#### Material for the task:

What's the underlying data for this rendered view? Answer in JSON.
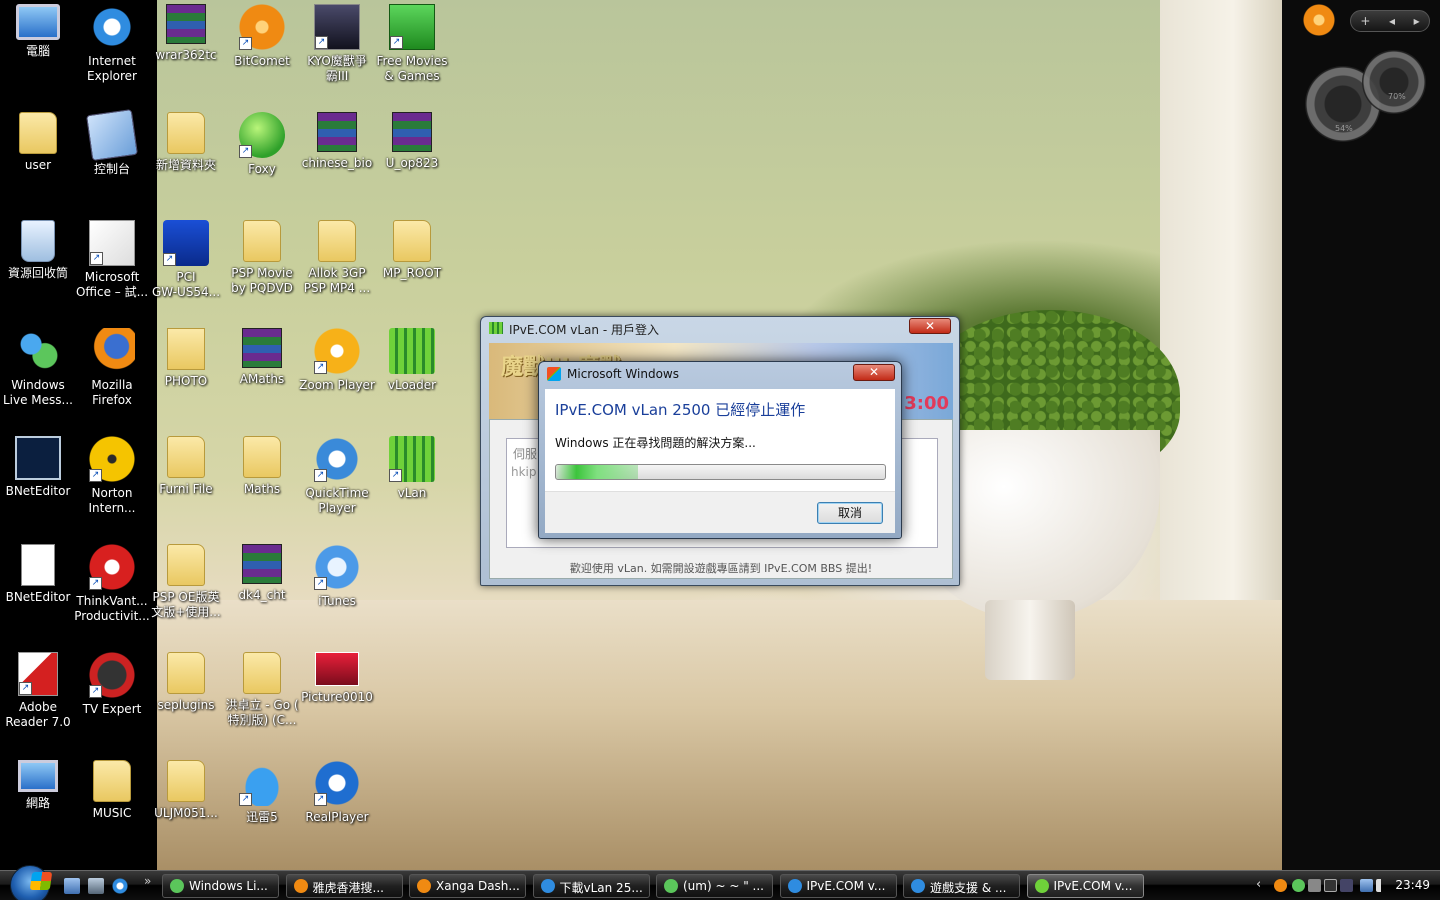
{
  "desktop": {
    "icons": [
      {
        "label": "電腦"
      },
      {
        "label": "Internet\nExplorer"
      },
      {
        "label": "wrar362tc"
      },
      {
        "label": "BitComet"
      },
      {
        "label": "KYO魔獸爭\n霸III"
      },
      {
        "label": "Free Movies\n& Games"
      },
      {
        "label": "user"
      },
      {
        "label": "控制台"
      },
      {
        "label": "新增資料夾"
      },
      {
        "label": "Foxy"
      },
      {
        "label": "chinese_bio"
      },
      {
        "label": "U_op823"
      },
      {
        "label": "資源回收筒"
      },
      {
        "label": "Microsoft\nOffice – 試..."
      },
      {
        "label": "PCI\nGW-US54..."
      },
      {
        "label": "PSP Movie\nby PQDVD"
      },
      {
        "label": "Allok 3GP\nPSP MP4 ..."
      },
      {
        "label": "MP_ROOT"
      },
      {
        "label": "Windows\nLive Mess..."
      },
      {
        "label": "Mozilla\nFirefox"
      },
      {
        "label": "PHOTO"
      },
      {
        "label": "AMaths"
      },
      {
        "label": "Zoom Player"
      },
      {
        "label": "vLoader"
      },
      {
        "label": "BNetEditor"
      },
      {
        "label": "Norton\nIntern..."
      },
      {
        "label": "Furni File"
      },
      {
        "label": "Maths"
      },
      {
        "label": "QuickTime\nPlayer"
      },
      {
        "label": "vLan"
      },
      {
        "label": "BNetEditor"
      },
      {
        "label": "ThinkVant...\nProductivit..."
      },
      {
        "label": "PSP OE版英\n文版+使用..."
      },
      {
        "label": "dk4_cht"
      },
      {
        "label": "iTunes"
      },
      {
        "label": "Adobe\nReader 7.0"
      },
      {
        "label": "TV Expert"
      },
      {
        "label": "seplugins"
      },
      {
        "label": "洪卓立 - Go (\n特別版) (C..."
      },
      {
        "label": "Picture0010"
      },
      {
        "label": "網路"
      },
      {
        "label": "MUSIC"
      },
      {
        "label": "ULJM051..."
      },
      {
        "label": "迅雷5"
      },
      {
        "label": "RealPlayer"
      }
    ]
  },
  "sidebar": {
    "controls": [
      "+",
      "◂",
      "▸"
    ],
    "cpu_meter": "54%",
    "mem_meter": "70%"
  },
  "vlan_window": {
    "title": "IPvE.COM vLan - 用戶登入",
    "close": "✕",
    "banner_text": "魔獸III 魔獸",
    "banner_time": "3:00",
    "server_label": "伺服",
    "server_value": "hkip",
    "footer": "歡迎使用 vLan. 如需開設遊戲專區請到 IPvE.COM BBS 提出!"
  },
  "error_dialog": {
    "title": "Microsoft Windows",
    "close": "✕",
    "heading": "IPvE.COM vLan 2500 已經停止運作",
    "message": "Windows 正在尋找問題的解決方案...",
    "progress": 0.25,
    "cancel": "取消"
  },
  "taskbar": {
    "more": "»",
    "tasks": [
      {
        "label": "Windows Li...",
        "color": "#5bc65b",
        "active": false
      },
      {
        "label": "雅虎香港搜...",
        "color": "#f08a12",
        "active": false
      },
      {
        "label": "Xanga Dash...",
        "color": "#f08a12",
        "active": false
      },
      {
        "label": "下載vLan 25...",
        "color": "#2f8ce0",
        "active": false
      },
      {
        "label": "(um) ~ ~ \" ...",
        "color": "#5bc65b",
        "active": false
      },
      {
        "label": "IPvE.COM v...",
        "color": "#2f8ce0",
        "active": false
      },
      {
        "label": "遊戲支援 & ...",
        "color": "#2f8ce0",
        "active": false
      },
      {
        "label": "IPvE.COM v...",
        "color": "#6fd13a",
        "active": true
      }
    ],
    "tray_chevron": "‹",
    "clock": "23:49"
  },
  "colors": {
    "accent": "#1a3f9a",
    "progress": "#3cc43c",
    "close_button": "#c22a16"
  }
}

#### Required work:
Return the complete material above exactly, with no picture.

#### Completed task:
What's the underlying data for this rendered view? Answer in JSON.
{
  "desktop": {
    "icons": [
      {
        "label": "電腦"
      },
      {
        "label": "Internet\nExplorer"
      },
      {
        "label": "wrar362tc"
      },
      {
        "label": "BitComet"
      },
      {
        "label": "KYO魔獸爭\n霸III"
      },
      {
        "label": "Free Movies\n& Games"
      },
      {
        "label": "user"
      },
      {
        "label": "控制台"
      },
      {
        "label": "新增資料夾"
      },
      {
        "label": "Foxy"
      },
      {
        "label": "chinese_bio"
      },
      {
        "label": "U_op823"
      },
      {
        "label": "資源回收筒"
      },
      {
        "label": "Microsoft\nOffice – 試..."
      },
      {
        "label": "PCI\nGW-US54..."
      },
      {
        "label": "PSP Movie\nby PQDVD"
      },
      {
        "label": "Allok 3GP\nPSP MP4 ..."
      },
      {
        "label": "MP_ROOT"
      },
      {
        "label": "Windows\nLive Mess..."
      },
      {
        "label": "Mozilla\nFirefox"
      },
      {
        "label": "PHOTO"
      },
      {
        "label": "AMaths"
      },
      {
        "label": "Zoom Player"
      },
      {
        "label": "vLoader"
      },
      {
        "label": "BNetEditor"
      },
      {
        "label": "Norton\nIntern..."
      },
      {
        "label": "Furni File"
      },
      {
        "label": "Maths"
      },
      {
        "label": "QuickTime\nPlayer"
      },
      {
        "label": "vLan"
      },
      {
        "label": "BNetEditor"
      },
      {
        "label": "ThinkVant...\nProductivit..."
      },
      {
        "label": "PSP OE版英\n文版+使用..."
      },
      {
        "label": "dk4_cht"
      },
      {
        "label": "iTunes"
      },
      {
        "label": "Adobe\nReader 7.0"
      },
      {
        "label": "TV Expert"
      },
      {
        "label": "seplugins"
      },
      {
        "label": "洪卓立 - Go (\n特別版) (C..."
      },
      {
        "label": "Picture0010"
      },
      {
        "label": "網路"
      },
      {
        "label": "MUSIC"
      },
      {
        "label": "ULJM051..."
      },
      {
        "label": "迅雷5"
      },
      {
        "label": "RealPlayer"
      }
    ]
  },
  "sidebar": {
    "controls": [
      "+",
      "◂",
      "▸"
    ],
    "cpu_meter": "54%",
    "mem_meter": "70%"
  },
  "vlan_window": {
    "title": "IPvE.COM vLan - 用戶登入",
    "close": "✕",
    "banner_text": "魔獸III 魔獸",
    "banner_time": "3:00",
    "server_label": "伺服",
    "server_value": "hkip",
    "footer": "歡迎使用 vLan. 如需開設遊戲專區請到 IPvE.COM BBS 提出!"
  },
  "error_dialog": {
    "title": "Microsoft Windows",
    "close": "✕",
    "heading": "IPvE.COM vLan 2500 已經停止運作",
    "message": "Windows 正在尋找問題的解決方案...",
    "progress": 0.25,
    "cancel": "取消"
  },
  "taskbar": {
    "more": "»",
    "tasks": [
      {
        "label": "Windows Li...",
        "color": "#5bc65b",
        "active": false
      },
      {
        "label": "雅虎香港搜...",
        "color": "#f08a12",
        "active": false
      },
      {
        "label": "Xanga Dash...",
        "color": "#f08a12",
        "active": false
      },
      {
        "label": "下載vLan 25...",
        "color": "#2f8ce0",
        "active": false
      },
      {
        "label": "(um) ~ ~ \" ...",
        "color": "#5bc65b",
        "active": false
      },
      {
        "label": "IPvE.COM v...",
        "color": "#2f8ce0",
        "active": false
      },
      {
        "label": "遊戲支援 & ...",
        "color": "#2f8ce0",
        "active": false
      },
      {
        "label": "IPvE.COM v...",
        "color": "#6fd13a",
        "active": true
      }
    ],
    "tray_chevron": "‹",
    "clock": "23:49"
  },
  "colors": {
    "accent": "#1a3f9a",
    "progress": "#3cc43c",
    "close_button": "#c22a16"
  }
}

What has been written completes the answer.